*WHAT NEEDS TO BE DONE*. Your response must be the entire set of entries, reproduced word for word.

Stored items
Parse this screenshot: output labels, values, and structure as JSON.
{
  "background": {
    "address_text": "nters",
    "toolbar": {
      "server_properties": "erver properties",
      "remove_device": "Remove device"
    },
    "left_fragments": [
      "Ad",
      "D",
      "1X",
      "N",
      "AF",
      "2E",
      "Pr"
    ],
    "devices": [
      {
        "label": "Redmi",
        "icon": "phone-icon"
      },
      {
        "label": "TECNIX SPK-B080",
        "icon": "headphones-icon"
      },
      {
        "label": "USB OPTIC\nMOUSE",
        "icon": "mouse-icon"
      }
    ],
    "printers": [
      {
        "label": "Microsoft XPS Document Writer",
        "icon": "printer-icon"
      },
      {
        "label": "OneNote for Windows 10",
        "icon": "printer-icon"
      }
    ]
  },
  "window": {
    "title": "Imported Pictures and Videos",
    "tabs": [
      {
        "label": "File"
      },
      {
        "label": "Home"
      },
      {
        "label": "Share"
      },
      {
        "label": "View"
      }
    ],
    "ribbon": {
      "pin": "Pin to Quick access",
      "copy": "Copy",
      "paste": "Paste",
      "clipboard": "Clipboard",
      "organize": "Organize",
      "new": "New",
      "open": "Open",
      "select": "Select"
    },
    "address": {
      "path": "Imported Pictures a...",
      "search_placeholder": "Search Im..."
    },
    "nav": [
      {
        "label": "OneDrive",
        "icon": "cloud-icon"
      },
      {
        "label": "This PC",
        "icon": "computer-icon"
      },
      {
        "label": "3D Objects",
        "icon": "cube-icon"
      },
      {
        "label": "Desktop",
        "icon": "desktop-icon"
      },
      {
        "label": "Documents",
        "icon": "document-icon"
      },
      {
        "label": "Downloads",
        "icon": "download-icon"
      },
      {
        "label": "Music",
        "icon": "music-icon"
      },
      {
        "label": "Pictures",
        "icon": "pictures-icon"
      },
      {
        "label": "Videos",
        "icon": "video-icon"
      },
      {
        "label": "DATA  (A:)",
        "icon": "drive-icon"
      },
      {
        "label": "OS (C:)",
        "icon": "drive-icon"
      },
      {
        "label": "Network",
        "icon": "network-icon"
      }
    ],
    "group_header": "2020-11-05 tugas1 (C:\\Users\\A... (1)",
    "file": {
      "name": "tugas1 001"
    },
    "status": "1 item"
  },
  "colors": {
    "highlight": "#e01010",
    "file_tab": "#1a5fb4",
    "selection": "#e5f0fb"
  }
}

*REPLY*.
Parse this screenshot: output labels, values, and structure as JSON.
{
  "background": {
    "address_text": "nters",
    "toolbar": {
      "server_properties": "erver properties",
      "remove_device": "Remove device"
    },
    "left_fragments": [
      "Ad",
      "D",
      "1X",
      "N",
      "AF",
      "2E",
      "Pr"
    ],
    "devices": [
      {
        "label": "Redmi",
        "icon": "phone-icon"
      },
      {
        "label": "TECNIX SPK-B080",
        "icon": "headphones-icon"
      },
      {
        "label": "USB OPTIC\nMOUSE",
        "icon": "mouse-icon"
      }
    ],
    "printers": [
      {
        "label": "Microsoft XPS Document Writer",
        "icon": "printer-icon"
      },
      {
        "label": "OneNote for Windows 10",
        "icon": "printer-icon"
      }
    ]
  },
  "window": {
    "title": "Imported Pictures and Videos",
    "tabs": [
      {
        "label": "File"
      },
      {
        "label": "Home"
      },
      {
        "label": "Share"
      },
      {
        "label": "View"
      }
    ],
    "ribbon": {
      "pin": "Pin to Quick access",
      "copy": "Copy",
      "paste": "Paste",
      "clipboard": "Clipboard",
      "organize": "Organize",
      "new": "New",
      "open": "Open",
      "select": "Select"
    },
    "address": {
      "path": "Imported Pictures a...",
      "search_placeholder": "Search Im..."
    },
    "nav": [
      {
        "label": "OneDrive",
        "icon": "cloud-icon"
      },
      {
        "label": "This PC",
        "icon": "computer-icon"
      },
      {
        "label": "3D Objects",
        "icon": "cube-icon"
      },
      {
        "label": "Desktop",
        "icon": "desktop-icon"
      },
      {
        "label": "Documents",
        "icon": "document-icon"
      },
      {
        "label": "Downloads",
        "icon": "download-icon"
      },
      {
        "label": "Music",
        "icon": "music-icon"
      },
      {
        "label": "Pictures",
        "icon": "pictures-icon"
      },
      {
        "label": "Videos",
        "icon": "video-icon"
      },
      {
        "label": "DATA  (A:)",
        "icon": "drive-icon"
      },
      {
        "label": "OS (C:)",
        "icon": "drive-icon"
      },
      {
        "label": "Network",
        "icon": "network-icon"
      }
    ],
    "group_header": "2020-11-05 tugas1 (C:\\Users\\A... (1)",
    "file": {
      "name": "tugas1 001"
    },
    "status": "1 item"
  },
  "colors": {
    "highlight": "#e01010",
    "file_tab": "#1a5fb4",
    "selection": "#e5f0fb"
  }
}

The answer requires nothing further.